RECORDS PROVIDED: Begin
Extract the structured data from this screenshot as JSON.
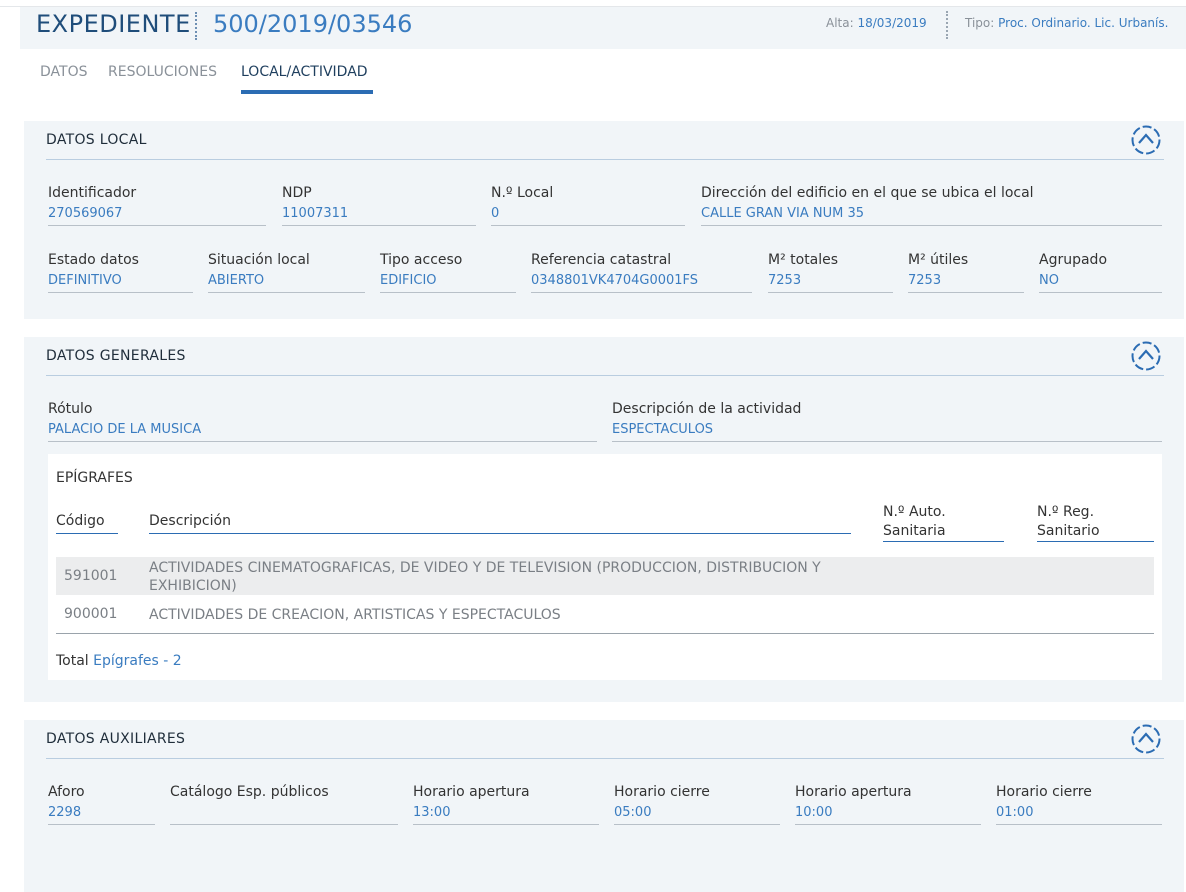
{
  "header": {
    "title": "EXPEDIENTE",
    "number": "500/2019/03546",
    "alta_label": "Alta:",
    "alta_value": "18/03/2019",
    "tipo_label": "Tipo:",
    "tipo_value": "Proc. Ordinario. Lic. Urbanís."
  },
  "tabs": [
    "DATOS",
    "RESOLUCIONES",
    "LOCAL/ACTIVIDAD"
  ],
  "active_tab": "LOCAL/ACTIVIDAD",
  "datos_local": {
    "title": "DATOS LOCAL",
    "fields": [
      {
        "label": "Identificador",
        "value": "270569067"
      },
      {
        "label": "NDP",
        "value": "11007311"
      },
      {
        "label": "N.º Local",
        "value": "0"
      },
      {
        "label": "Dirección del edificio en el que se ubica el local",
        "value": "CALLE GRAN VIA NUM 35"
      },
      {
        "label": "Estado datos",
        "value": "DEFINITIVO"
      },
      {
        "label": "Situación local",
        "value": "ABIERTO"
      },
      {
        "label": "Tipo acceso",
        "value": "EDIFICIO"
      },
      {
        "label": "Referencia catastral",
        "value": "0348801VK4704G0001FS"
      },
      {
        "label": "M² totales",
        "value": "7253"
      },
      {
        "label": "M² útiles",
        "value": "7253"
      },
      {
        "label": "Agrupado",
        "value": "NO"
      }
    ]
  },
  "datos_generales": {
    "title": "DATOS GENERALES",
    "fields": [
      {
        "label": "Rótulo",
        "value": "PALACIO DE LA MUSICA"
      },
      {
        "label": "Descripción de la actividad",
        "value": "ESPECTACULOS"
      }
    ],
    "epigrafes": {
      "title": "EPÍGRAFES",
      "columns": [
        "Código",
        "Descripción",
        "N.º Auto.\nSanitaria",
        "N.º Reg.\nSanitario"
      ],
      "rows": [
        {
          "code": "591001",
          "description": "ACTIVIDADES CINEMATOGRAFICAS, DE VIDEO Y DE TELEVISION (PRODUCCION, DISTRIBUCION Y EXHIBICION)"
        },
        {
          "code": "900001",
          "description": "ACTIVIDADES DE CREACION, ARTISTICAS Y ESPECTACULOS"
        }
      ],
      "total_label": "Total",
      "total_link": "Epígrafes - 2"
    }
  },
  "datos_auxiliares": {
    "title": "DATOS AUXILIARES",
    "fields": [
      {
        "label": "Aforo",
        "value": "2298"
      },
      {
        "label": "Catálogo Esp. públicos",
        "value": ""
      },
      {
        "label": "Horario apertura",
        "value": "13:00"
      },
      {
        "label": "Horario cierre",
        "value": "05:00"
      },
      {
        "label": "Horario apertura",
        "value": "10:00"
      },
      {
        "label": "Horario cierre",
        "value": "01:00"
      }
    ]
  },
  "icons": {
    "collapse": "chevron-up-circle-icon"
  },
  "colors": {
    "accent": "#3a7cc0",
    "title": "#1f4d7a",
    "panel_bg": "#f1f5f8",
    "tab_active": "#2b6cb3"
  }
}
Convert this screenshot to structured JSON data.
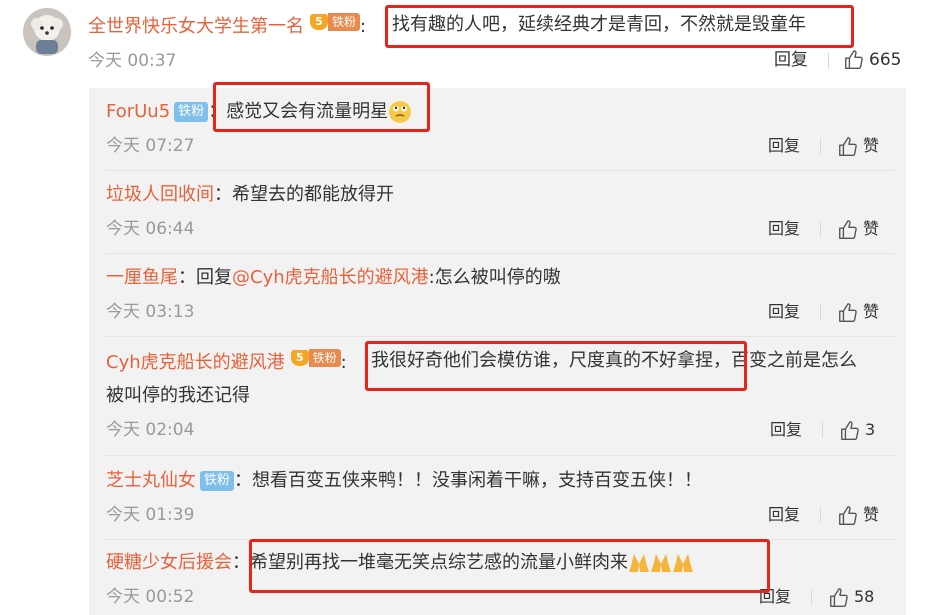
{
  "main": {
    "username": "全世界快乐女大学生第一名",
    "badge_level": "5",
    "badge_fan": "铁粉",
    "separator": ":",
    "text": "找有趣的人吧，延续经典才是青回，不然就是毁童年",
    "time": "今天 00:37",
    "reply_label": "回复",
    "like_count": "665"
  },
  "replies": [
    {
      "username": "ForUu5",
      "badge": "铁粉",
      "separator": "：",
      "text": "感觉又会有流量明星",
      "emoji": "eyes-rolling-emoji",
      "time": "今天 07:27",
      "reply_label": "回复",
      "like_label": "赞"
    },
    {
      "username": "垃圾人回收间",
      "separator": "：",
      "text": "希望去的都能放得开",
      "time": "今天 06:44",
      "reply_label": "回复",
      "like_label": "赞"
    },
    {
      "username": "一厘鱼尾",
      "separator": "：",
      "reply_prefix": "回复",
      "mention": "@Cyh虎克船长的避风港",
      "text": ":怎么被叫停的嗷",
      "time": "今天 03:13",
      "reply_label": "回复",
      "like_label": "赞"
    },
    {
      "username": "Cyh虎克船长的避风港",
      "badge_level": "5",
      "badge_fan": "铁粉",
      "separator": ":",
      "text_line1": "我很好奇他们会模仿谁，尺度真的不好拿捏，百变之前是怎么",
      "text_line2": "被叫停的我还记得",
      "time": "今天 02:04",
      "reply_label": "回复",
      "like_label": "3"
    },
    {
      "username": "芝士丸仙女",
      "badge": "铁粉",
      "separator": "：",
      "text": "想看百变五侠来鸭！！没事闲着干嘛，支持百变五侠！！",
      "time": "今天 01:39",
      "reply_label": "回复",
      "like_label": "赞"
    },
    {
      "username": "硬糖少女后援会",
      "separator": "：",
      "text": "希望别再找一堆毫无笑点综艺感的流量小鲜肉来",
      "emoji": "praying-hands-emoji",
      "time": "今天 00:52",
      "reply_label": "回复",
      "like_label": "58"
    }
  ],
  "colors": {
    "username": "#e8613a",
    "meta": "#999999",
    "reply_bg": "#f2f2f2",
    "highlight_box": "#e8231a",
    "fan_badge": "#7fbfeb"
  }
}
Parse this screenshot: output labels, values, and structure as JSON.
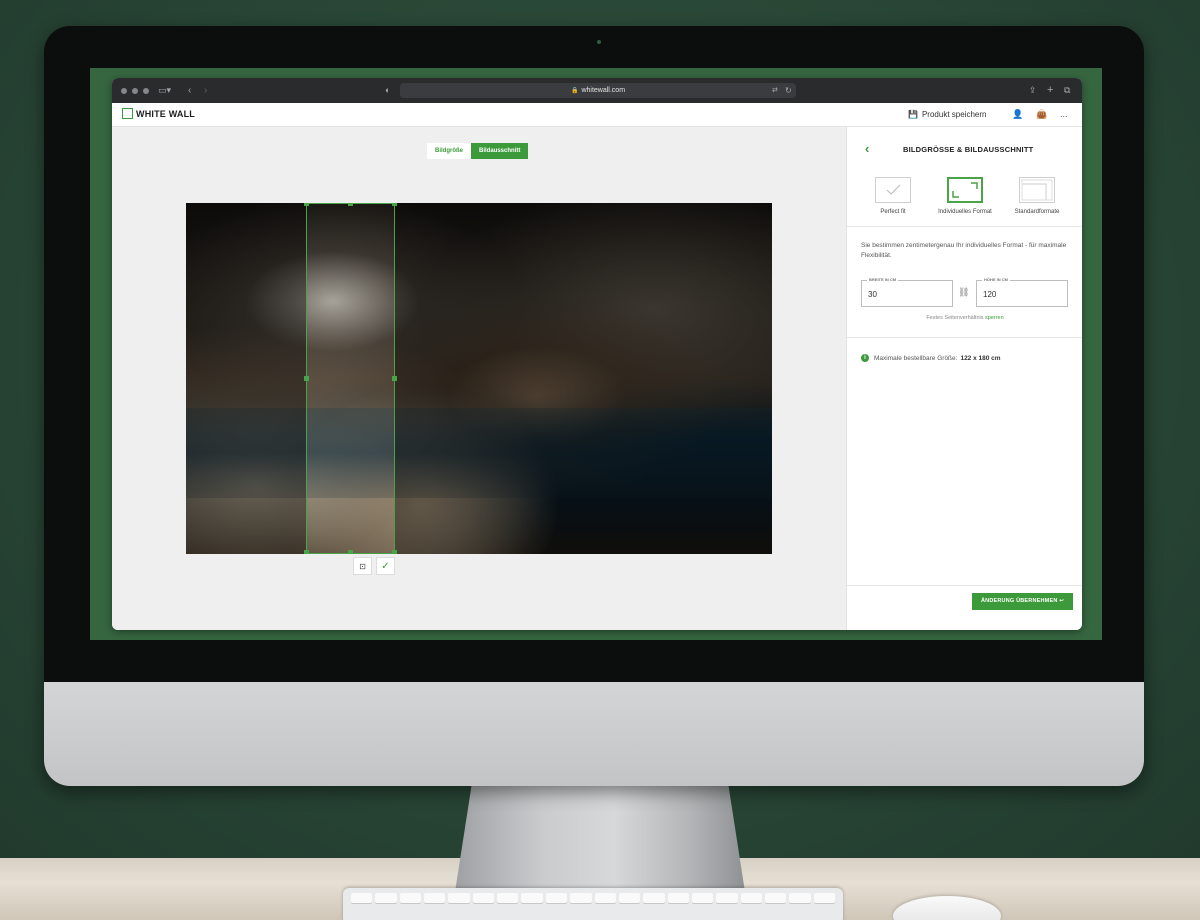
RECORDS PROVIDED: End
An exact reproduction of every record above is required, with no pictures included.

Extract the structured data from this screenshot as JSON.
{
  "header": {
    "title": "EXPEDIENTE",
    "number": "500/2019/03546",
    "alta_label": "Alta:",
    "alta_value": "18/03/2019",
    "tipo_label": "Tipo:",
    "tipo_value": "Proc. Ordinario. Lic. Urbanís."
  },
  "tabs": [
    "DATOS",
    "RESOLUCIONES",
    "LOCAL/ACTIVIDAD"
  ],
  "active_tab": "LOCAL/ACTIVIDAD",
  "datos_local": {
    "title": "DATOS LOCAL",
    "fields": [
      {
        "label": "Identificador",
        "value": "270569067"
      },
      {
        "label": "NDP",
        "value": "11007311"
      },
      {
        "label": "N.º Local",
        "value": "0"
      },
      {
        "label": "Dirección del edificio en el que se ubica el local",
        "value": "CALLE GRAN VIA NUM 35"
      },
      {
        "label": "Estado datos",
        "value": "DEFINITIVO"
      },
      {
        "label": "Situación local",
        "value": "ABIERTO"
      },
      {
        "label": "Tipo acceso",
        "value": "EDIFICIO"
      },
      {
        "label": "Referencia catastral",
        "value": "0348801VK4704G0001FS"
      },
      {
        "label": "M² totales",
        "value": "7253"
      },
      {
        "label": "M² útiles",
        "value": "7253"
      },
      {
        "label": "Agrupado",
        "value": "NO"
      }
    ]
  },
  "datos_generales": {
    "title": "DATOS GENERALES",
    "fields": [
      {
        "label": "Rótulo",
        "value": "PALACIO DE LA MUSICA"
      },
      {
        "label": "Descripción de la actividad",
        "value": "ESPECTACULOS"
      }
    ],
    "epigrafes": {
      "title": "EPÍGRAFES",
      "columns": [
        "Código",
        "Descripción",
        "N.º Auto.\nSanitaria",
        "N.º Reg.\nSanitario"
      ],
      "rows": [
        {
          "code": "591001",
          "description": "ACTIVIDADES CINEMATOGRAFICAS, DE VIDEO Y DE TELEVISION (PRODUCCION, DISTRIBUCION Y EXHIBICION)"
        },
        {
          "code": "900001",
          "description": "ACTIVIDADES DE CREACION, ARTISTICAS Y ESPECTACULOS"
        }
      ],
      "total_label": "Total",
      "total_link": "Epígrafes - 2"
    }
  },
  "datos_auxiliares": {
    "title": "DATOS AUXILIARES",
    "fields": [
      {
        "label": "Aforo",
        "value": "2298"
      },
      {
        "label": "Catálogo Esp. públicos",
        "value": ""
      },
      {
        "label": "Horario apertura",
        "value": "13:00"
      },
      {
        "label": "Horario cierre",
        "value": "05:00"
      },
      {
        "label": "Horario apertura",
        "value": "10:00"
      },
      {
        "label": "Horario cierre",
        "value": "01:00"
      }
    ]
  },
  "icons": {
    "collapse": "chevron-up-circle-icon"
  },
  "colors": {
    "accent": "#3a7cc0",
    "title": "#1f4d7a",
    "panel_bg": "#f1f5f8",
    "tab_active": "#2b6cb3"
  }
}
Convert this screenshot to structured JSON data.
{
  "main": {
    "username": "全世界快乐女大学生第一名",
    "badge_level": "5",
    "badge_fan": "铁粉",
    "separator": ":",
    "text": "找有趣的人吧，延续经典才是青回，不然就是毁童年",
    "time": "今天 00:37",
    "reply_label": "回复",
    "like_count": "665"
  },
  "replies": [
    {
      "username": "ForUu5",
      "badge": "铁粉",
      "separator": "：",
      "text": "感觉又会有流量明星",
      "emoji": "eyes-rolling-emoji",
      "time": "今天 07:27",
      "reply_label": "回复",
      "like_label": "赞"
    },
    {
      "username": "垃圾人回收间",
      "separator": "：",
      "text": "希望去的都能放得开",
      "time": "今天 06:44",
      "reply_label": "回复",
      "like_label": "赞"
    },
    {
      "username": "一厘鱼尾",
      "separator": "：",
      "reply_prefix": "回复",
      "mention": "@Cyh虎克船长的避风港",
      "text": ":怎么被叫停的嗷",
      "time": "今天 03:13",
      "reply_label": "回复",
      "like_label": "赞"
    },
    {
      "username": "Cyh虎克船长的避风港",
      "badge_level": "5",
      "badge_fan": "铁粉",
      "separator": ":",
      "text_line1": "我很好奇他们会模仿谁，尺度真的不好拿捏，百变之前是怎么",
      "text_line2": "被叫停的我还记得",
      "time": "今天 02:04",
      "reply_label": "回复",
      "like_label": "3"
    },
    {
      "username": "芝士丸仙女",
      "badge": "铁粉",
      "separator": "：",
      "text": "想看百变五侠来鸭！！没事闲着干嘛，支持百变五侠！！",
      "time": "今天 01:39",
      "reply_label": "回复",
      "like_label": "赞"
    },
    {
      "username": "硬糖少女后援会",
      "separator": "：",
      "text": "希望别再找一堆毫无笑点综艺感的流量小鲜肉来",
      "emoji": "praying-hands-emoji",
      "time": "今天 00:52",
      "reply_label": "回复",
      "like_label": "58"
    }
  ],
  "colors": {
    "username": "#e8613a",
    "meta": "#999999",
    "reply_bg": "#f2f2f2",
    "highlight_box": "#e8231a",
    "fan_badge": "#7fbfeb"
  }
}
Parse this screenshot: output labels, values, and structure as JSON.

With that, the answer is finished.